While waiting, I noticed a menu chalked on the blackboard. Along with various food suggestions was the choice of beers: Kolsch, Dm2.40 a glass. On the line below: low-alcohol Kolsch, Dm3.60 a glass. Cologne, a Catholic city surrounded by otherwise Protestant northwest Germany, prides itself on its sense of fun.
I found Granz and Barbara in a side room, with an engraved wooden ceiling and a huge chandelier, originally designated for candles, in the centre. In Fruh, the number of people in fancy dress outnumbered those in normal clothes. Happy and rumbustious, a group of thirtysomethings dressed in clown costumes were drinking on the table next to us, and soon the conversation spread to our table. Granz entertained them in his Brooklyn-accented Deutsch, and a dark-haired Catherine Zeta Jones lookalike lifted the hem of her yellow-and-red clownette costume to reveal black fishnets and suspenders. "Funny, huh," she said to nobody in particular, grinning. "Wanna kiss me?"
This didn't seem like a good idea as her husband, a beefy, brown-haired Coco, was sitting beside her, but Barbara assured me this was normal behaviour during the carnival season. "You have to be ready for all the girls to kiss you," she said.
Their husbands didn't mind because they were being kissed by other girls themselves, though my friends added that sometimes, fuelled by Kolsch, by the festive atmosphere and quite possibly by the fishnet stockings, this led to other developments that tended to cause an increase in the number of domestic rows immediately after Carnival ended in February, and a surge in the number of babies born in November, when hospitals cancel all leave.
"Don't wear a tie," Barbara added, "because the girls will cut it off." Another Carnival tradition but, as long as my tie was the only thing they were going to cut off, it sounded rather sweet.
We finished the evening in Peter's, one of the city's biggest brew-houses whose interior has been faithfully restored in modern-classic style. Groups of colourfully dressed people were standing at long, S-shaped tables beside floor-to-ceiling windows protected by curved wrought-iron railings.
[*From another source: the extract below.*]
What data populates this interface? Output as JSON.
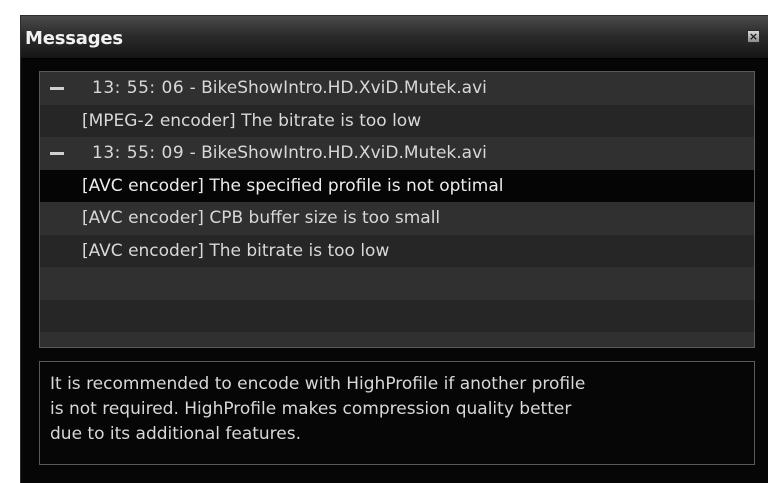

Most of the people were slightly curved as well, leaning at a considerable angle because of the late hour.
The brew-houses in town derive from a tradition whereby Kolsch was brewed, often by family-run concerns, at the edge of town and each brewery had an outlet in the city centre. The friendliness is enticing. I was just wandering around, admiring the hi-tech bar (where fresh barrels arrive from the cellar on an electronic lift), when, unsolicited, Joseph, a student out with his girlfriend, explained how the tap fills 10 glasses at once, automatically. "This is where we drink before going out," he said. It was around midnight, and Cologne was just warming up.
Darius Sanai travelled to Cologne as a guest of Lufthansa and Hyatt Hotels. Lufthansa (tel: 0345 737 747) flies three times a day from London Heathrow to Dusseldorf. Return flights start at pounds 79. The airport at Dusseldorf is 25 minutes from Cologne by taxi or train.
Where to stay
Rooms at the Hyatt Regency Cologne (tel: 0845 758166) cost from pounds 110 per night. Dorint Hotel (00 49 2 2116140) has double rooms for about pounds 60.
For further details about Cologne and the Carnival, call the German National Tourist Office (tel: 0171-317 0908). The main carnival activities start on 11 February and continue until 16 February, Shrove Tuesday. Women cut off men's ties in the street on Thursday 11 February.